Collected data entries

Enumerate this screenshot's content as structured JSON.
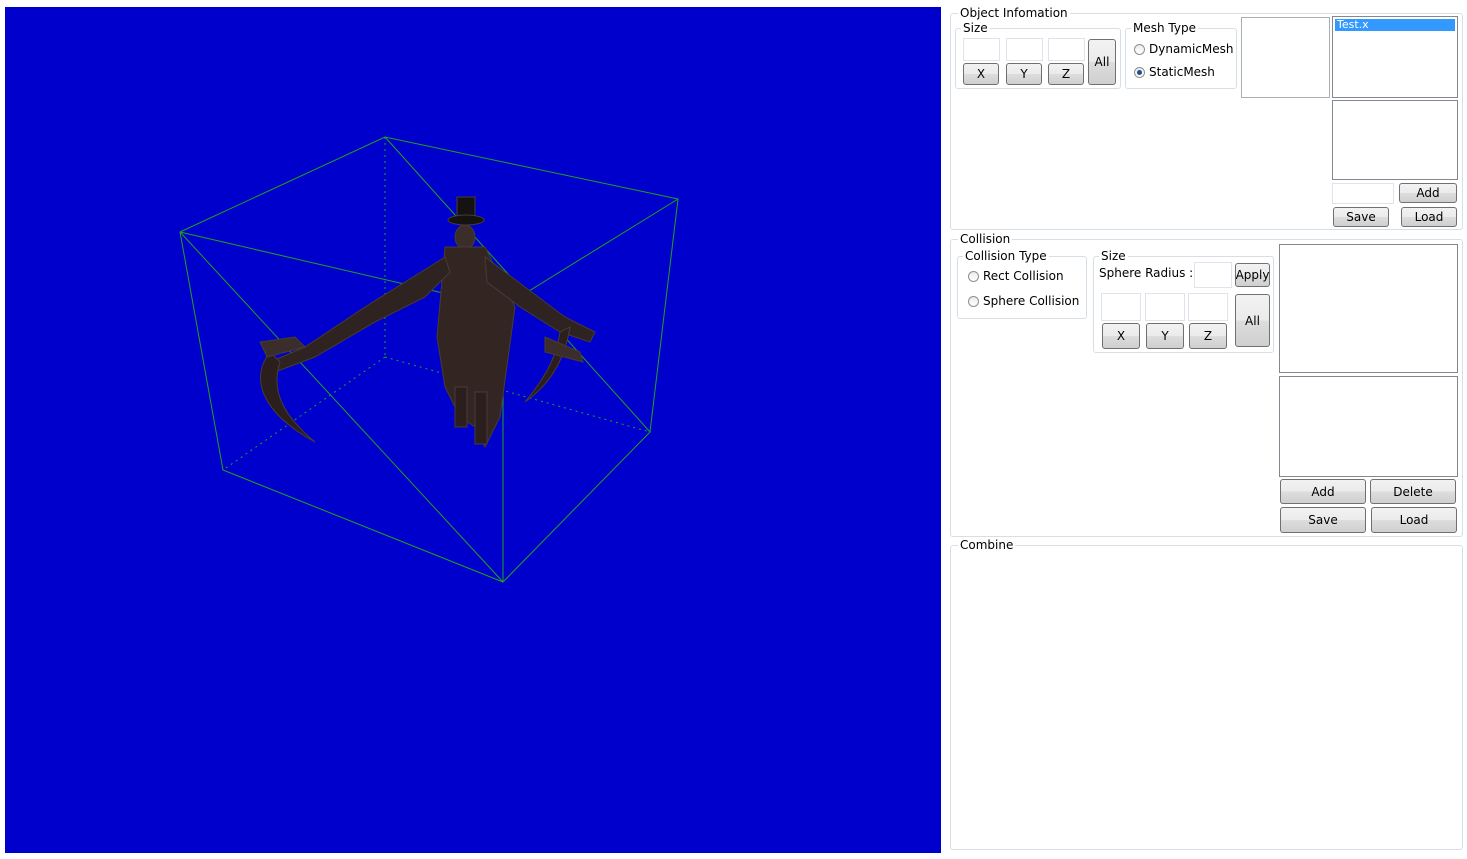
{
  "object_info": {
    "title": "Object Infomation",
    "size": {
      "title": "Size",
      "x_label": "X",
      "y_label": "Y",
      "z_label": "Z",
      "all_label": "All"
    },
    "mesh_type": {
      "title": "Mesh Type",
      "options": [
        "DynamicMesh",
        "StaticMesh"
      ],
      "selected": "StaticMesh"
    },
    "file_list": {
      "items": [
        "Test.x"
      ],
      "selected": "Test.x"
    },
    "add_label": "Add",
    "save_label": "Save",
    "load_label": "Load"
  },
  "collision": {
    "title": "Collision",
    "type": {
      "title": "Collision Type",
      "options": [
        "Rect Collision",
        "Sphere Collision"
      ]
    },
    "size": {
      "title": "Size",
      "sphere_radius_label": "Sphere Radius :",
      "apply_label": "Apply",
      "x_label": "X",
      "y_label": "Y",
      "z_label": "Z",
      "all_label": "All"
    },
    "add_label": "Add",
    "delete_label": "Delete",
    "save_label": "Save",
    "load_label": "Load"
  },
  "combine": {
    "title": "Combine"
  },
  "colors": {
    "viewport_bg": "#0000cc",
    "bbox_line": "#1fa21f",
    "selection": "#3399ff"
  }
}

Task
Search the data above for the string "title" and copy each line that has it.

Response to this exercise
    "title": "Object Infomation",
      "title": "Size",
      "title": "Mesh Type",
    "title": "Collision",
      "title": "Collision Type",
      "title": "Size",
    "title": "Combine"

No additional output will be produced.